**EXERCISE BRIEF**.
In the records below, find each line holding the word "this" and copy it.

**TASK MATERIAL**.

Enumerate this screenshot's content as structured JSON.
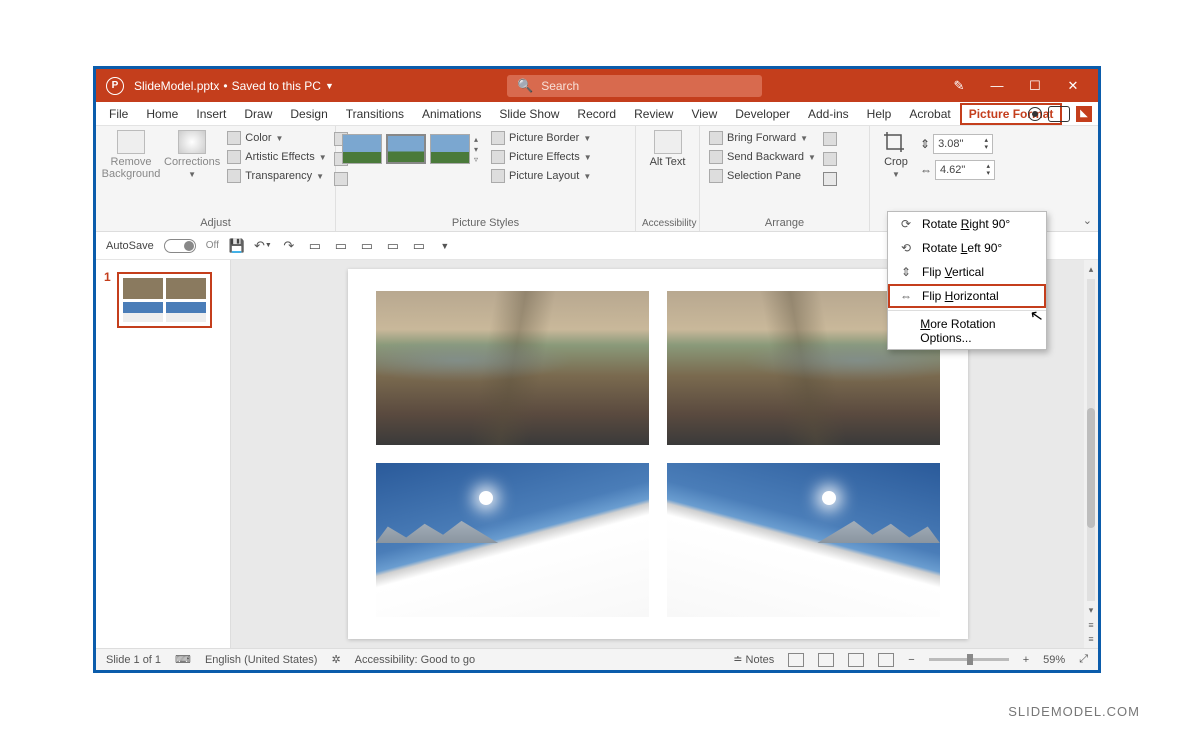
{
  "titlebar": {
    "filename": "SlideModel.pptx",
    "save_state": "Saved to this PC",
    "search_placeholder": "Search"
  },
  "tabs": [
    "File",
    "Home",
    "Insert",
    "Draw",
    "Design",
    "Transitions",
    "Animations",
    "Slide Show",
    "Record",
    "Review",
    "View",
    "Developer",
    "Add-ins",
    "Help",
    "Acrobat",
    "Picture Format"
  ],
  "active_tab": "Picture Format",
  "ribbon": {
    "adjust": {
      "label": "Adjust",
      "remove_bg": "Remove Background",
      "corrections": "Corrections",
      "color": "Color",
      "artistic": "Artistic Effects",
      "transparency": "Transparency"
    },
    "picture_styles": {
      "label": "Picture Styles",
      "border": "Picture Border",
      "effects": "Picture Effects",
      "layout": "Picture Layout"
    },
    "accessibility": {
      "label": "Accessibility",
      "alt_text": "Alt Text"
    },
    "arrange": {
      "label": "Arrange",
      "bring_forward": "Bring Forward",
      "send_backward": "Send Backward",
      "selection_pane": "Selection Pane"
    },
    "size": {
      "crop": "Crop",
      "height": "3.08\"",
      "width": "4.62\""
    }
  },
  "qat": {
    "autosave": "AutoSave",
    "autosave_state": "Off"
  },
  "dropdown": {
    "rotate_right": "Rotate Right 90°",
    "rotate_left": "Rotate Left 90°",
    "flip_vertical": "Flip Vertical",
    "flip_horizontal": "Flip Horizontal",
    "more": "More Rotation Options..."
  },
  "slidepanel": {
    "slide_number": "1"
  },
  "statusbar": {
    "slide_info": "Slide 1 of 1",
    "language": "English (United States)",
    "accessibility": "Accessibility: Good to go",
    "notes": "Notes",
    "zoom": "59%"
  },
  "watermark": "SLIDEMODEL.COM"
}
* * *
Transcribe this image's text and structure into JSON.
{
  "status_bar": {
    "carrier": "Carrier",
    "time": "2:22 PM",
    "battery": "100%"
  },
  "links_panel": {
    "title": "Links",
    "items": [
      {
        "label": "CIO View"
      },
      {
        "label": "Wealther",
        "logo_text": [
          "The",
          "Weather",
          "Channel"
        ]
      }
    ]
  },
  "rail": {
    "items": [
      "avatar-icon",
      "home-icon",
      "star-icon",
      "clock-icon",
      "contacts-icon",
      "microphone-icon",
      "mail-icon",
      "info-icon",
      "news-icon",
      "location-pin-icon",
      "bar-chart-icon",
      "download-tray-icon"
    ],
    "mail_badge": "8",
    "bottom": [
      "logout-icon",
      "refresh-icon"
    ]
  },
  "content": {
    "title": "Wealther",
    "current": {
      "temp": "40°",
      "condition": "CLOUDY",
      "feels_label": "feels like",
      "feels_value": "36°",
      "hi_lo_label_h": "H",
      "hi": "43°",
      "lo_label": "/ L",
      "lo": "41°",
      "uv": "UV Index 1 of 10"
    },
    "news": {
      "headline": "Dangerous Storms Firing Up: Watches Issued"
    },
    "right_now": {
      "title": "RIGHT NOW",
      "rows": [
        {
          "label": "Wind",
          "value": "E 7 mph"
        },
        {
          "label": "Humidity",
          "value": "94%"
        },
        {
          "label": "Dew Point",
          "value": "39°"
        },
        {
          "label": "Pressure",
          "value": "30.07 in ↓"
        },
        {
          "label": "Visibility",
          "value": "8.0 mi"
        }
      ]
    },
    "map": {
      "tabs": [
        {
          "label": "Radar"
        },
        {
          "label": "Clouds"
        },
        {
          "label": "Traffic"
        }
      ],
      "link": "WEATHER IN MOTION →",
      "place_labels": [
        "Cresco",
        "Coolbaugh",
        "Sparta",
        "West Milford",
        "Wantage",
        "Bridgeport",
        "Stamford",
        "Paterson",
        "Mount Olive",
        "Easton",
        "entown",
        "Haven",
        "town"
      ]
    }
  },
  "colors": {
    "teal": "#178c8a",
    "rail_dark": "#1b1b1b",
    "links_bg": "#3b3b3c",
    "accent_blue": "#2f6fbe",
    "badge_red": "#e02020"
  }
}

**WORKED SOLUTION**.
Enumerate this screenshot's content as structured JSON.
    "save_state": "Saved to this PC",
Transcribe this image's text and structure into JSON.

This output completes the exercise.